Our research seeks to characterize and modulate the precise circuits in the brain that underlie both adaptive and maladaptive processes in reward, motivation, and associative learning, to develop improved treatments for complex and devastating psychiatric disorders.
Defining the neural dysfunction that underlies psychiatric disease.
Our research is guided by two overarching questions:
1. How do neural circuits integrate experiences with positive and negative stimuli to guide future behavior?
2. What are the molecular dysregulations that drive maladaptation in these processes?

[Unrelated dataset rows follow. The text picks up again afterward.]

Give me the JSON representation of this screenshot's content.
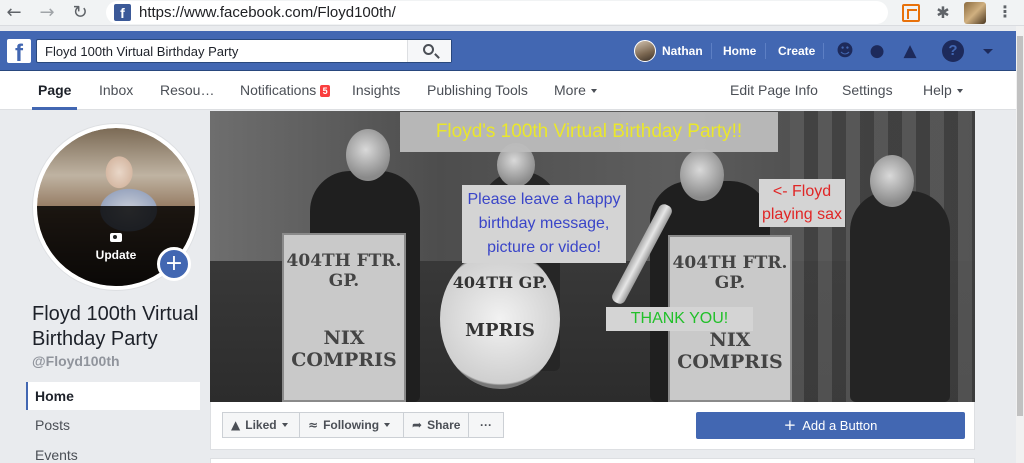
{
  "browser": {
    "url": "https://www.facebook.com/Floyd100th/",
    "favicon_letter": "f",
    "back_glyph": "←",
    "forward_glyph": "→",
    "reload_glyph": "↻",
    "extensions_glyph": "✱",
    "menu_glyph": "⋮"
  },
  "fbbar": {
    "logo_letter": "f",
    "search_value": "Floyd 100th Virtual Birthday Party",
    "user_name": "Nathan",
    "home_label": "Home",
    "create_label": "Create",
    "help_glyph": "?",
    "icons": [
      "friends-icon",
      "messenger-icon",
      "notifications-icon",
      "help-icon",
      "account-menu-icon"
    ]
  },
  "tabs": [
    {
      "label": "Page",
      "active": true
    },
    {
      "label": "Inbox"
    },
    {
      "label": "Resou…"
    },
    {
      "label": "Notifications",
      "badge": "5"
    },
    {
      "label": "Insights"
    },
    {
      "label": "Publishing Tools"
    },
    {
      "label": "More"
    },
    {
      "label": "Edit Page Info"
    },
    {
      "label": "Settings"
    },
    {
      "label": "Help"
    }
  ],
  "profile": {
    "update_label": "Update",
    "plus_glyph": "+",
    "page_name": "Floyd 100th Virtual Birthday Party",
    "handle": "@Floyd100th"
  },
  "left_nav": [
    {
      "label": "Home",
      "active": true
    },
    {
      "label": "Posts"
    },
    {
      "label": "Events"
    }
  ],
  "cover": {
    "title": "Floyd's 100th Virtual Birthday Party!!",
    "message": "Please leave a happy birthday message, picture or video!",
    "floyd_note": "<- Floyd playing sax",
    "thanks": "THANK YOU!",
    "stand_text_1": "404TH FTR. GP.",
    "stand_text_2": "NIX COMPRIS",
    "drum_text_1": "404TH GP.",
    "drum_text_2": "MPRIS"
  },
  "actions": {
    "liked_label": "Liked",
    "following_label": "Following",
    "share_label": "Share",
    "more_label": "···",
    "add_button_label": "Add a Button",
    "add_glyph": "+"
  },
  "colors": {
    "facebook_blue": "#4267b2",
    "title_yellow": "#f2ef2a",
    "message_blue": "#3a45c8",
    "floyd_red": "#e02626",
    "thanks_green": "#22c02a",
    "badge_red": "#fa3e3e"
  }
}
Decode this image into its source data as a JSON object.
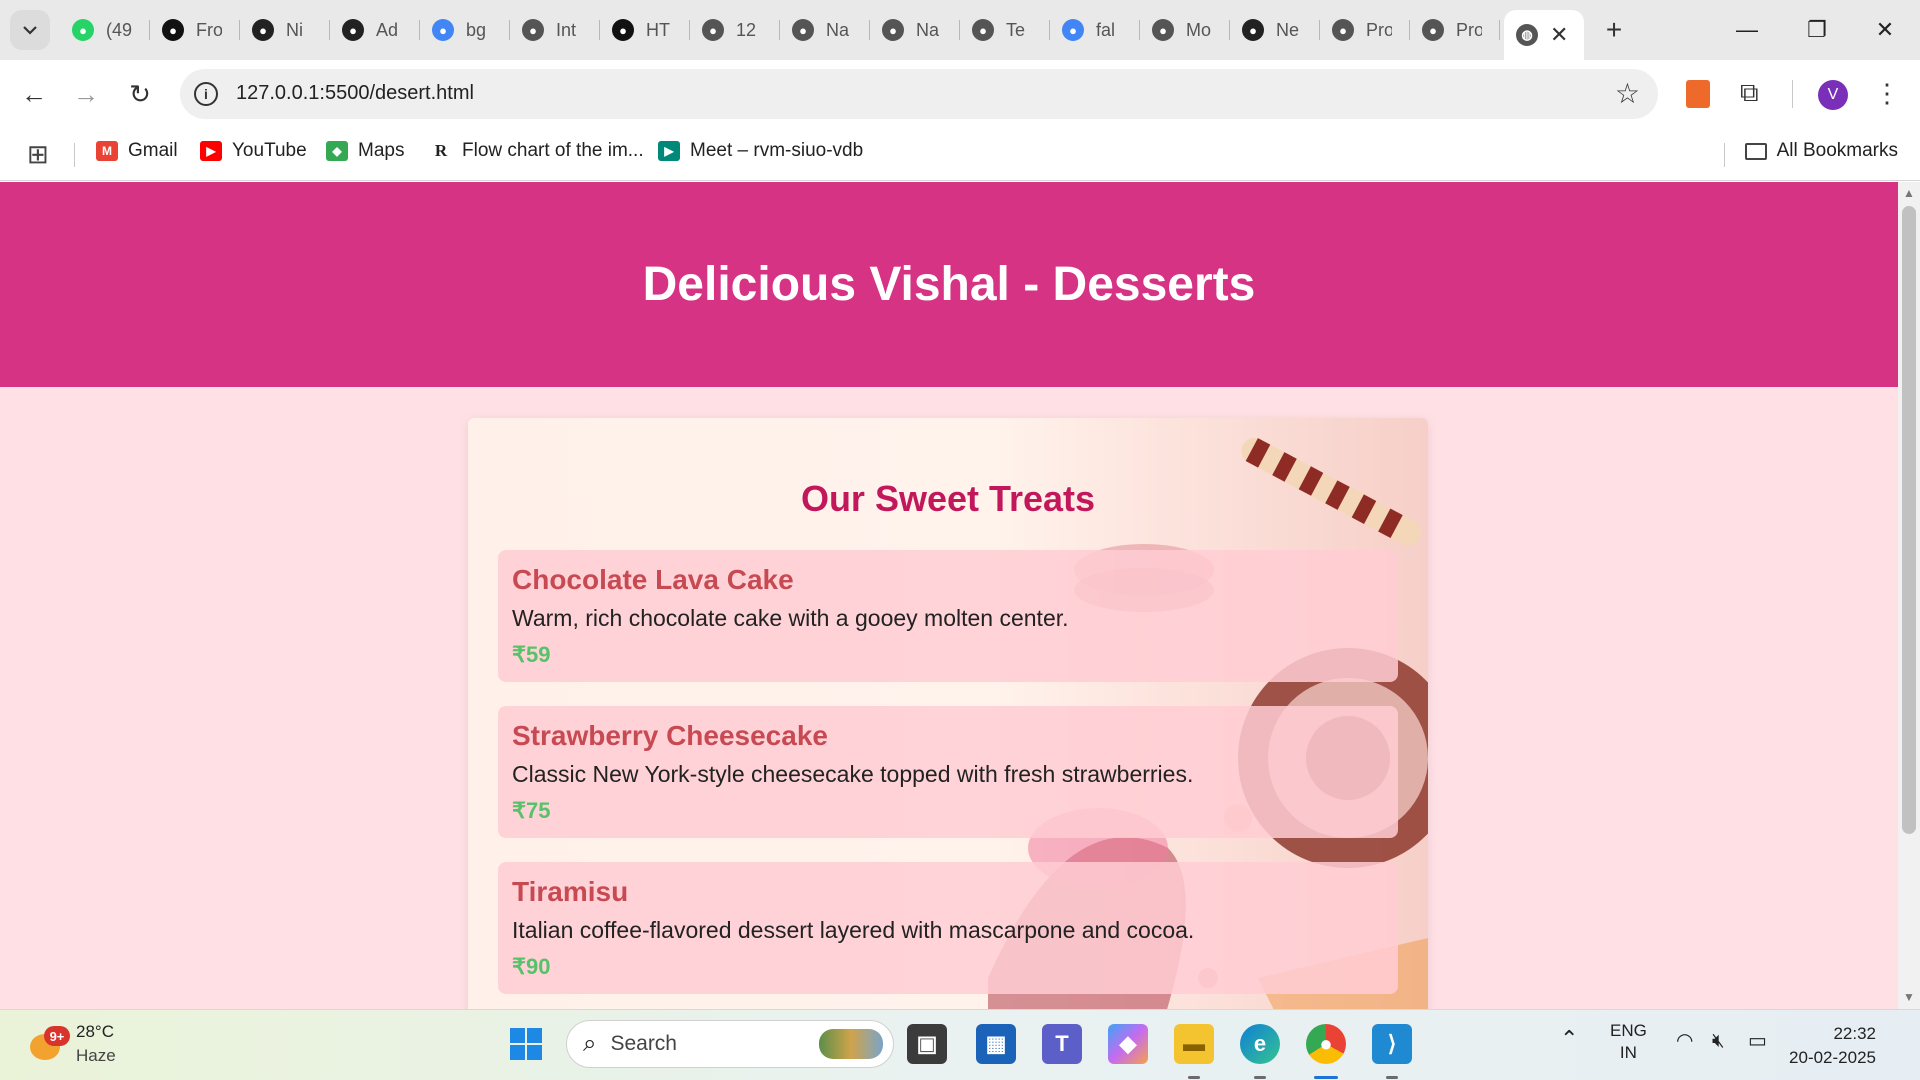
{
  "browser": {
    "tabs": [
      {
        "label": "(49",
        "icon": "whatsapp-icon",
        "color": "#25d366"
      },
      {
        "label": "Fro",
        "icon": "notion-icon",
        "color": "#111111"
      },
      {
        "label": "Ni",
        "icon": "github-icon",
        "color": "#222222"
      },
      {
        "label": "Ad",
        "icon": "github-icon",
        "color": "#222222"
      },
      {
        "label": "bg",
        "icon": "google-icon",
        "color": "#4285f4"
      },
      {
        "label": "Int",
        "icon": "globe-icon",
        "color": "#555555"
      },
      {
        "label": "HT",
        "icon": "openai-icon",
        "color": "#111111"
      },
      {
        "label": "12",
        "icon": "globe-icon",
        "color": "#555555"
      },
      {
        "label": "Na",
        "icon": "globe-icon",
        "color": "#555555"
      },
      {
        "label": "Na",
        "icon": "globe-icon",
        "color": "#555555"
      },
      {
        "label": "Te",
        "icon": "globe-icon",
        "color": "#555555"
      },
      {
        "label": "fal",
        "icon": "google-icon",
        "color": "#4285f4"
      },
      {
        "label": "Mo",
        "icon": "globe-icon",
        "color": "#555555"
      },
      {
        "label": "Ne",
        "icon": "github-icon",
        "color": "#222222"
      },
      {
        "label": "Pro",
        "icon": "globe-icon",
        "color": "#555555"
      },
      {
        "label": "Pro",
        "icon": "globe-icon",
        "color": "#555555"
      }
    ],
    "active_tab_icon": "globe-icon",
    "url": "127.0.0.1:5500/desert.html",
    "profile_initial": "V",
    "bookmarks": [
      {
        "label": "Gmail",
        "icon": "gmail-icon",
        "color": "#ea4335"
      },
      {
        "label": "YouTube",
        "icon": "youtube-icon",
        "color": "#ff0000"
      },
      {
        "label": "Maps",
        "icon": "maps-icon",
        "color": "#34a853"
      },
      {
        "label": "Flow chart of the im...",
        "icon": "researchgate-icon",
        "color": "#222222"
      },
      {
        "label": "Meet – rvm-siuo-vdb",
        "icon": "meet-icon",
        "color": "#00897b"
      }
    ],
    "all_bookmarks": "All Bookmarks"
  },
  "page": {
    "title": "Delicious Vishal - Desserts",
    "section_title": "Our Sweet Treats",
    "items": [
      {
        "name": "Chocolate Lava Cake",
        "description": "Warm, rich chocolate cake with a gooey molten center.",
        "price": "₹59"
      },
      {
        "name": "Strawberry Cheesecake",
        "description": "Classic New York-style cheesecake topped with fresh strawberries.",
        "price": "₹75"
      },
      {
        "name": "Tiramisu",
        "description": "Italian coffee-flavored dessert layered with mascarpone and cocoa.",
        "price": "₹90"
      }
    ],
    "colors": {
      "header": "#d63384",
      "section_title": "#c2185b",
      "item_name": "#c74a52",
      "price": "#57c26a",
      "background": "#ffe0e5"
    }
  },
  "taskbar": {
    "weather": {
      "temp": "28°C",
      "condition": "Haze",
      "badge": "9+"
    },
    "search_placeholder": "Search",
    "language": {
      "line1": "ENG",
      "line2": "IN"
    },
    "time": "22:32",
    "date": "20-02-2025"
  }
}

One of the most fundamental forms of learning is the ability to associate positive and negative stimuli with cues that predict their occurrence. The ability to seek out rewarding stimuli and avoid negative stimuli is critical to survival and is evolutionarily conserved across species. Organisms achieve this by assigning value to cues that predict these stimuli; however, dysregulation of these processes can precipitate a number of psychiatric disease states. Addiction, depression, and anxiety are all examples of syndromes characterized in part by dysregulation of associative learning. These are among the most prevalent neuropsychiatric disorders and are highly comorbid. Therefore, understanding the neural mechanisms governing associative learning has widespread implications for developing treatment interventions for psychiatric disease. Our work aims to combine cutting edge technology with comprehensive models of psychiatric disease to understand the circuit and molecular dysregulation that underlies these disorders.